8′ x 4’
This painting is one of five large pieces done in collaboration with Denny Sergeant. For a description of our process and goals see the entry for the painting “Lingam.” This piece is called “Kali” because it was created during a ritual to invoke the Hindu god “Kali.” Kali is a female god of both creation and destruction. She is highly venerated and feared in India. She is often depicted as a fierce hag with a necklace of skulls giving birth while she dances on a pile of baby corpses.
This fierce no-nonsense vision of a goddess appealed to Denny and I, as we struggled to release ourselves from the confining middle class timidity we grew up with and felt trapped in. To some extent it worked. The painting has some of this impact, but more importantly, for the next 10 years I lived in a kind of exile from middle-class life and created an enormous body of work – the result of smashing open creative channels that made it possible for me to create prodigiously and largely uninhibited.
8 x 4’
This painting was created in a collaboration with Denny Sergeant. For a description of our process and goals see the entry under the painting “Lingam.“
I don’t remember which god or universal force we were invoking when creating this piece. But I do remember thinking this painting has a darker almost malevolent element in it. And indeed, I feel the final painting carries some of that quality even now.
8 x 4’
The idea of a crucible has been meaningful for me since as long as I can remember. On one level it is a container where an alchemist transforms one state of matter into another. On a deeper level it is the symbolic idea of a container itself. In all of my experiments with art as well as community building, I have noticed that things go better if there is a healthy understanding of the limits and rules … even if they are broken sometimes. In fact, I would argue that the power in breaking the boundaries of the container would not be possible without a container in the first place.
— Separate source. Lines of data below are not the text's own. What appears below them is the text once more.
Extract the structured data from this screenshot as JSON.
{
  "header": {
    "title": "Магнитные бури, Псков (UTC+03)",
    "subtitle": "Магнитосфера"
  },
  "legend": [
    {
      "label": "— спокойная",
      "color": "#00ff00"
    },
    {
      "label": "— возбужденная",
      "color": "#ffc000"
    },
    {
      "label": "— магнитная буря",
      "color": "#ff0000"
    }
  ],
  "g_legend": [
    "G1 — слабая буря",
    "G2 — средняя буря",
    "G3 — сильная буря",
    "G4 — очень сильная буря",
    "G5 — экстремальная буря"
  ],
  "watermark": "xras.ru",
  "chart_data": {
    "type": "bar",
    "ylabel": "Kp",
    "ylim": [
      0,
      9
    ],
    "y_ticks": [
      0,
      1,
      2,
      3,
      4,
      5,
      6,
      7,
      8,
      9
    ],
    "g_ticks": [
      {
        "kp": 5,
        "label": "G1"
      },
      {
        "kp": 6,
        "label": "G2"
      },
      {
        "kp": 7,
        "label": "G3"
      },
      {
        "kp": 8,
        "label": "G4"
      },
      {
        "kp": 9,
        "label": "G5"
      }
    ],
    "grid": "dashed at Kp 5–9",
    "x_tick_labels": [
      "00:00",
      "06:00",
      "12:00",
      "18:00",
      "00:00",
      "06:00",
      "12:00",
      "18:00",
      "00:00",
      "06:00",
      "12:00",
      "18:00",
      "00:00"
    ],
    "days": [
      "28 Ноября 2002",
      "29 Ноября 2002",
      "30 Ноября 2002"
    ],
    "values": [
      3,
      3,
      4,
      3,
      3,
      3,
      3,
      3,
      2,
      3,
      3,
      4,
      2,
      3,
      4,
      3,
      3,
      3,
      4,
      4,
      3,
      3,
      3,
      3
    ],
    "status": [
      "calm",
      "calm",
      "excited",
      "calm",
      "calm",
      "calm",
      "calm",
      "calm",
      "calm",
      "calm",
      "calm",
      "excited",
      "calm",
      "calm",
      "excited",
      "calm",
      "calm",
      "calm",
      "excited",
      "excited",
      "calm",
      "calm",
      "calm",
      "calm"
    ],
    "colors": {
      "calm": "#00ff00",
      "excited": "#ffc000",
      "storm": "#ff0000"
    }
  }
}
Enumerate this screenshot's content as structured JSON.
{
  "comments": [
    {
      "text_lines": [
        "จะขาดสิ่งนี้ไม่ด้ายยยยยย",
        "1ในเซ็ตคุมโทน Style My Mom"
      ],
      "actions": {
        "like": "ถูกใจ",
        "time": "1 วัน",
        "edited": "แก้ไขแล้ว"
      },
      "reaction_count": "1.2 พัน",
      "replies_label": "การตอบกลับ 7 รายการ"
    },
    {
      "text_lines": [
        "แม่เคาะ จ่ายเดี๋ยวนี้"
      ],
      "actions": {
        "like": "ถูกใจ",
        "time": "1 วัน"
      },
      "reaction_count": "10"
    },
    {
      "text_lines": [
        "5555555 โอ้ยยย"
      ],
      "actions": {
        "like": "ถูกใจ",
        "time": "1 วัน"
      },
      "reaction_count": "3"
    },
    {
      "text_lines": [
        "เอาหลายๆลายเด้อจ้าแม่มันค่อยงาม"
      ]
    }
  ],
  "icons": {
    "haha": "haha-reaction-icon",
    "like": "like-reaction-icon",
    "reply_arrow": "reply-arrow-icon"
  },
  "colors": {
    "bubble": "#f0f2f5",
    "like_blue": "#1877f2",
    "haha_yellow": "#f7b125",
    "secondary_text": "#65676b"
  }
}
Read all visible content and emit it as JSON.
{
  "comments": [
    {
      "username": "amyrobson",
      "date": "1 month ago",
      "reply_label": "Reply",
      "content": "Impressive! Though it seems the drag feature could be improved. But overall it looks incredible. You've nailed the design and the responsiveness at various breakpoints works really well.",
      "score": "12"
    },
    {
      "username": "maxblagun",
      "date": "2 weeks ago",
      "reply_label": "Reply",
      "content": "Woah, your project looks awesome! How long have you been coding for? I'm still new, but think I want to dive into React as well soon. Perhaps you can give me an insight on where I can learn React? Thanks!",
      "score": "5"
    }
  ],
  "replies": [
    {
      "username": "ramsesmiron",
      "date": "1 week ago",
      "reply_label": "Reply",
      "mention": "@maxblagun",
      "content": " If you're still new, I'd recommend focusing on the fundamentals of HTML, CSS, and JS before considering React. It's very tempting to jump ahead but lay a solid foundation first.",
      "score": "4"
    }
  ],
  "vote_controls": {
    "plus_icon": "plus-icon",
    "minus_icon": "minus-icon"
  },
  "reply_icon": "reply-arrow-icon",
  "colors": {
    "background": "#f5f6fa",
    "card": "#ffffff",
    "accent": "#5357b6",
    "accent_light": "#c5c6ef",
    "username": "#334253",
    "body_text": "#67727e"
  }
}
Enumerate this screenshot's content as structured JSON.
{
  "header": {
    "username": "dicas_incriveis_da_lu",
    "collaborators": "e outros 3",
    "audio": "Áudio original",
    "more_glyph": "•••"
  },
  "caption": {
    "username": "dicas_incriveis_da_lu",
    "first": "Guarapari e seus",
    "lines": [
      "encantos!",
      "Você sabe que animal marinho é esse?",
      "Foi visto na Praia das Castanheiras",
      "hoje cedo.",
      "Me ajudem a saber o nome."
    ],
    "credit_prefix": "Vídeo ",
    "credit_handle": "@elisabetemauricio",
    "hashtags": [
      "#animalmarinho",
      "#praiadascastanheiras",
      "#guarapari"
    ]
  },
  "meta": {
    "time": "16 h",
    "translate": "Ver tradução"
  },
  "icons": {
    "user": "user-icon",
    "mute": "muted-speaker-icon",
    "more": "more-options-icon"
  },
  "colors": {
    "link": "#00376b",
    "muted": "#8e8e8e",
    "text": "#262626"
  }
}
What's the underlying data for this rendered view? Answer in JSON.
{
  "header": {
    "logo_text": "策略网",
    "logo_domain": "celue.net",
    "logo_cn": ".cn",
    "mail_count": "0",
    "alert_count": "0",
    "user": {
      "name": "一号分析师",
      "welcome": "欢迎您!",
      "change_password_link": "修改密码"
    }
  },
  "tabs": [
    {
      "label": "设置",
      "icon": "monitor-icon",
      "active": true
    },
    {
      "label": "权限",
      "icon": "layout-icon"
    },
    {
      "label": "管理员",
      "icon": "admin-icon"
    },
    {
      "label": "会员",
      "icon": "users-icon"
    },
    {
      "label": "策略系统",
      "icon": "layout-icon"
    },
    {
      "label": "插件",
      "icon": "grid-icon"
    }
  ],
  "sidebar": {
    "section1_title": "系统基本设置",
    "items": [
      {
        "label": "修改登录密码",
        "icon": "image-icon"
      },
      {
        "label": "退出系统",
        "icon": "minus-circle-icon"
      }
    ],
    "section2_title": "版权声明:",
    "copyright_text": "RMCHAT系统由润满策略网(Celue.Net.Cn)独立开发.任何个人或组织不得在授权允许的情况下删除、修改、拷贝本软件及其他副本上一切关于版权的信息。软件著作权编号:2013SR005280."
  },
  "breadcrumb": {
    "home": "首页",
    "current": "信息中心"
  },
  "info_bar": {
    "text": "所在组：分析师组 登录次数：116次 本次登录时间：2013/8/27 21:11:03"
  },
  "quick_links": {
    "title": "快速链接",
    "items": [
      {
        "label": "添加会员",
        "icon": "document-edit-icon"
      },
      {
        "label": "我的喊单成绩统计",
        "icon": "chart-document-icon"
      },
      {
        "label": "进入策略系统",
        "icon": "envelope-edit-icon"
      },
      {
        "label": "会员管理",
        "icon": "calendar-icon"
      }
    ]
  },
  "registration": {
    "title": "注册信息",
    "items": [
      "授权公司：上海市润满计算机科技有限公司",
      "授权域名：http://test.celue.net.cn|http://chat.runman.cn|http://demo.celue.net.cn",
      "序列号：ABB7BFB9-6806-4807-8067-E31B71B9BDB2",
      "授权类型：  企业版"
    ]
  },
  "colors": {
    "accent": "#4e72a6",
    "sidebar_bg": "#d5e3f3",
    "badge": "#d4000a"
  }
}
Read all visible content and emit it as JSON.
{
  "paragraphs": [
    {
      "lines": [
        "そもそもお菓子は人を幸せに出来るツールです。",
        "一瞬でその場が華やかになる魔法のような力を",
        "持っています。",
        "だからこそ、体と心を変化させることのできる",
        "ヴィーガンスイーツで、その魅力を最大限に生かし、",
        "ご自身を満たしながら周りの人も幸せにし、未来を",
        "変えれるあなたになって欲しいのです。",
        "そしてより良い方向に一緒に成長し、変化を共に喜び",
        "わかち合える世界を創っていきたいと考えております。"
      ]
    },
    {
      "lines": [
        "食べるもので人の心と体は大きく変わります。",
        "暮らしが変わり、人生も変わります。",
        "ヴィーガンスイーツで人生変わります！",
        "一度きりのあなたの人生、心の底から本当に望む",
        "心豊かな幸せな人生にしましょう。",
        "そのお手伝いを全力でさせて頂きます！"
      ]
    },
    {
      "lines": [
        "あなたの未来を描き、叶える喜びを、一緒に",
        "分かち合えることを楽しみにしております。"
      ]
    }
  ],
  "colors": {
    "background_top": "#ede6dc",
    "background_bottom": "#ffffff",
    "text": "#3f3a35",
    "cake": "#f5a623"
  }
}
Over time, I began to see the canvas or the blank page as the crucible that would be a nearly permanent part of my life. And by extension, the studio.